During a divorce, many people can get lost focusing on their assets. However, depending on your situation, the debts accrued during the marriage may carry a heavier weight then you realize. Understanding what may happen to your debts in the event of divorce is critical for maintaining your financial well-being and ensuring an easier start after the divorce.
Understand Community Property Vs Equitable Distribution
The laws in the state you live in dictate how liable each partner is for the debts of their spouse. Many states fall into one of two categories: community property states and equitable distribution states.
In community property states, each partner is equally liable for the debts incurred during the marriage. This applies even if you didn't know your spouse signed for the debt. During divorces in a community property state both parties need to be prepared to completely list the debts and assets incurred during the marriage.
In an equitable distribution state, the burden of debt is determined by many factors. Things like the length of the marriage, the health of both partners, and the name on the debt come into play. There is much more room for debt discussion in an equitable distribution state.
Know That Your Creditor Doesn't Care About Your Divorce
Let's say you get divorced in a community property state and your ex is on the hook for a debt with your name on it. Typically, the company that holds that account won't care about what the court decided during the divorce. That creditor will continue to come after you because your name is the one on the bill.
In order to protect yourself in this scenario aim to get an indemnity clause during your divorce. This way if your ex doesn't pay, your clause will allow you to take your ex to court to recover what they haven't paid.
Prepare For Financial Health Before Your Divorce
Not all financial aspects of a divorce are decided in court. Keeping your credit healthy before and after your divorce may require some financial strategy. Before your divorce is finalized, you may want to pay off any shared debts or get items refinanced into one partner's name. This allows you to have a fresh financial start after the divorce.
If you were highly dependent on your partner's credit, you'll have to start building your own. Pull your credit report and begin talking with your bank about the best financial moves you can make to build your credit after your divorce.

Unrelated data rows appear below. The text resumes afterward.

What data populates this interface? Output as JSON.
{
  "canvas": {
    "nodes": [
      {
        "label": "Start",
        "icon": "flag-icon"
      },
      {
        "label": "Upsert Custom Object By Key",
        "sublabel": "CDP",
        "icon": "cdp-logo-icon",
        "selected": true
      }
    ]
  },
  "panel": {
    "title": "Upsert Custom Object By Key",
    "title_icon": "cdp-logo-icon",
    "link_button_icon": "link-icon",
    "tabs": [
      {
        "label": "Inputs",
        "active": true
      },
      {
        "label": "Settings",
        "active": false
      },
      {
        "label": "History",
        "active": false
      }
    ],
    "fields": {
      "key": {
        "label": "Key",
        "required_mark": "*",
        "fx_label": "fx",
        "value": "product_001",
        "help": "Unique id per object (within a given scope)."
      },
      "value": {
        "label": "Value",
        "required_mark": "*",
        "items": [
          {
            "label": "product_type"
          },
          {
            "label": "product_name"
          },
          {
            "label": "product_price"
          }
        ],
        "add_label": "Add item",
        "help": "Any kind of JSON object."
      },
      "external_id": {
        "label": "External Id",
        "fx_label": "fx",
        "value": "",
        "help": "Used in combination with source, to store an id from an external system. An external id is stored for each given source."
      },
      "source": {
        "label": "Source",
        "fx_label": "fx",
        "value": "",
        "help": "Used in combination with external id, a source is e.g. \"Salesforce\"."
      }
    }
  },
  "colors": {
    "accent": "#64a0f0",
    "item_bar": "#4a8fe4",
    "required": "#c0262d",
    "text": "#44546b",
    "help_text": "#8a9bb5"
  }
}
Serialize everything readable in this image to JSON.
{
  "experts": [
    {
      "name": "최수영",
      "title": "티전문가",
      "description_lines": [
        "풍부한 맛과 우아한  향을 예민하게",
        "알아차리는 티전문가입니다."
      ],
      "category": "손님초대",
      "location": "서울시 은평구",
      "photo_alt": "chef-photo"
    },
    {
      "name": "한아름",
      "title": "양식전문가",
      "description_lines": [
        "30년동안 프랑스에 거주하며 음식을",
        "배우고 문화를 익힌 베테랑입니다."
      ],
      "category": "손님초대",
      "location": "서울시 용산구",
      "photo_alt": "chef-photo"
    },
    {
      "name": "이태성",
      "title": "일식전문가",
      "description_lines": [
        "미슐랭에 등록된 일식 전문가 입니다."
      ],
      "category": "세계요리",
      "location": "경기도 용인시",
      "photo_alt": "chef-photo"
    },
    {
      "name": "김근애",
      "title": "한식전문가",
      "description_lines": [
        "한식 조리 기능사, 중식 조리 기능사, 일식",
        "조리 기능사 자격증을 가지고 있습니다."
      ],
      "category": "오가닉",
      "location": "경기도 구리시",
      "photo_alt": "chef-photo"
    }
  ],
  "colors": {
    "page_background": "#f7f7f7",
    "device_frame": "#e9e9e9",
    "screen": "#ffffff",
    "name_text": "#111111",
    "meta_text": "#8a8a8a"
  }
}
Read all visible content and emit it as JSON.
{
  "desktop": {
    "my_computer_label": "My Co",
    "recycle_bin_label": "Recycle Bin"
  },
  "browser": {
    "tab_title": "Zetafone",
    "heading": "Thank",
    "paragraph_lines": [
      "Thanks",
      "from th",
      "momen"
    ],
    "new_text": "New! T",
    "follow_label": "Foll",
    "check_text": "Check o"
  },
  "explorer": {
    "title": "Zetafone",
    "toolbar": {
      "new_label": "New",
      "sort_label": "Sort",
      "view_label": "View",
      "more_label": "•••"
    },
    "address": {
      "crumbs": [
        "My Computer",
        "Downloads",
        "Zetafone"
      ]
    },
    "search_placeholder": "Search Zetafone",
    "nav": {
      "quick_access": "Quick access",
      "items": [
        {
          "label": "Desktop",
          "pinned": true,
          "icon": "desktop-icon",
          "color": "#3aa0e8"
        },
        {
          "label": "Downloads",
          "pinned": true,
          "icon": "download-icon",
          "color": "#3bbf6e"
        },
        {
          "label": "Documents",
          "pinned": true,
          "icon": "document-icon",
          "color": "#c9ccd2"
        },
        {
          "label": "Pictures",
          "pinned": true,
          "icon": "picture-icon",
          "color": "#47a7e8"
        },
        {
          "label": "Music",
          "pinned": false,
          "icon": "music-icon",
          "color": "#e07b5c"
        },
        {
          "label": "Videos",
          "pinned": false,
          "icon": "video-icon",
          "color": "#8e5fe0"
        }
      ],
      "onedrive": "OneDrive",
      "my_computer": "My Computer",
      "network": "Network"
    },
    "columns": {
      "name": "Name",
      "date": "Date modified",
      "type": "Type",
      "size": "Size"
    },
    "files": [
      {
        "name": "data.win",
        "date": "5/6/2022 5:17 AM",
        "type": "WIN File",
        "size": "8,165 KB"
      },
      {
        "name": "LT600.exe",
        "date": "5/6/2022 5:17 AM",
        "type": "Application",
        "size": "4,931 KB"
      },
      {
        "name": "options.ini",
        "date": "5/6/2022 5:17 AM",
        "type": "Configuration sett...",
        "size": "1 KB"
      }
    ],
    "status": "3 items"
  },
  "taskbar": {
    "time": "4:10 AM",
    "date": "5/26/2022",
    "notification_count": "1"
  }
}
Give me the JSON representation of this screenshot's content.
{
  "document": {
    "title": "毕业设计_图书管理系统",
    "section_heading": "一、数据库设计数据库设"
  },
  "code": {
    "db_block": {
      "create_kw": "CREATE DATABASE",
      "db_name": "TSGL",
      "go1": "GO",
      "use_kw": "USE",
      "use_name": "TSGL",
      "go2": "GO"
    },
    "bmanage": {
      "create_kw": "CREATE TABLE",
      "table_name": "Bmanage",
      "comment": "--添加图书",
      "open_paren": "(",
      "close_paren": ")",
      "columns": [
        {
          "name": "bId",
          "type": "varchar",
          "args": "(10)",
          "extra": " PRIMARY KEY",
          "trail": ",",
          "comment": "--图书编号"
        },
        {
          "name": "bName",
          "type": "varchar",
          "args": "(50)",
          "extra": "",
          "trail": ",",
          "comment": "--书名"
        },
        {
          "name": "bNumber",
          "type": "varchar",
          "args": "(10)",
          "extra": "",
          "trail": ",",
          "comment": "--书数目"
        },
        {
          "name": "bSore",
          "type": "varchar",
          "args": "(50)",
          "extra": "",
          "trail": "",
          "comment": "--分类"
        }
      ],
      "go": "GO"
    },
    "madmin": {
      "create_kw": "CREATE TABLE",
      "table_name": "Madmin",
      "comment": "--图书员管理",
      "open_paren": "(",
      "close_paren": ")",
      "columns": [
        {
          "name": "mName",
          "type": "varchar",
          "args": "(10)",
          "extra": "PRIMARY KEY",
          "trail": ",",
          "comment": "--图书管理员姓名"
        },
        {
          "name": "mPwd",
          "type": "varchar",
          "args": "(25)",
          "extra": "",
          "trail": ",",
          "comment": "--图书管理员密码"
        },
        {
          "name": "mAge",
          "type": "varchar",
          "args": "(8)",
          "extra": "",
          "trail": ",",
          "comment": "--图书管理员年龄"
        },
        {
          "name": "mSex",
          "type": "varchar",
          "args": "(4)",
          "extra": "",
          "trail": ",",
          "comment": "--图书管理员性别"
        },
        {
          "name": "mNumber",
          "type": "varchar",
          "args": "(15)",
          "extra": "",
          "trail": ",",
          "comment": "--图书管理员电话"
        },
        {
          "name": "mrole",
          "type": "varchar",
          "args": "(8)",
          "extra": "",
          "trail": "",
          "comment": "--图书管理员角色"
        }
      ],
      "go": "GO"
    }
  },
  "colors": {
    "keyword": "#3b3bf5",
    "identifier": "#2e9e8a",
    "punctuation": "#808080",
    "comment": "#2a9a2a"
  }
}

Divorces aren't easy but you can make it easier by getting legal representation. Having a lawyer in your corner will help to ensure you're able to maintain your financial well-being after a divorce.Share